The entries below are to be printed again word for word.

(DATA TO USE Opens)

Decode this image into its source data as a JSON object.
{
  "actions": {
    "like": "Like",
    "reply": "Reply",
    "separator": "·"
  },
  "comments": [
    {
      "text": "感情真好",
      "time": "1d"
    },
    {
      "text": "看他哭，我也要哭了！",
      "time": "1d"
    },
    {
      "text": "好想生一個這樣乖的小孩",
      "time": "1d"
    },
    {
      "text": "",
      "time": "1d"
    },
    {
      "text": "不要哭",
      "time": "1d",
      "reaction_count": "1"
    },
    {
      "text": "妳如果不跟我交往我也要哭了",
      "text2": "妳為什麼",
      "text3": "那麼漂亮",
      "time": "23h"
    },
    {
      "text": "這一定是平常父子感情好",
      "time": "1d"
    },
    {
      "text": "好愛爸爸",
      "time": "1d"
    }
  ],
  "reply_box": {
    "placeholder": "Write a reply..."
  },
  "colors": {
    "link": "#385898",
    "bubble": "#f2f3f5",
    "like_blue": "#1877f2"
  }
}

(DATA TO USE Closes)

(REPLY)
Decode this image into its source data as a JSON object.
{
  "actions": {
    "like": "Like",
    "reply": "Reply",
    "separator": "·"
  },
  "comments": [
    {
      "text": "感情真好",
      "time": "1d"
    },
    {
      "text": "看他哭，我也要哭了！",
      "time": "1d"
    },
    {
      "text": "好想生一個這樣乖的小孩",
      "time": "1d"
    },
    {
      "text": "",
      "time": "1d"
    },
    {
      "text": "不要哭",
      "time": "1d",
      "reaction_count": "1"
    },
    {
      "text": "妳如果不跟我交往我也要哭了",
      "text2": "妳為什麼",
      "text3": "那麼漂亮",
      "time": "23h"
    },
    {
      "text": "這一定是平常父子感情好",
      "time": "1d"
    },
    {
      "text": "好愛爸爸",
      "time": "1d"
    }
  ],
  "reply_box": {
    "placeholder": "Write a reply..."
  },
  "colors": {
    "link": "#385898",
    "bubble": "#f2f3f5",
    "like_blue": "#1877f2"
  }
}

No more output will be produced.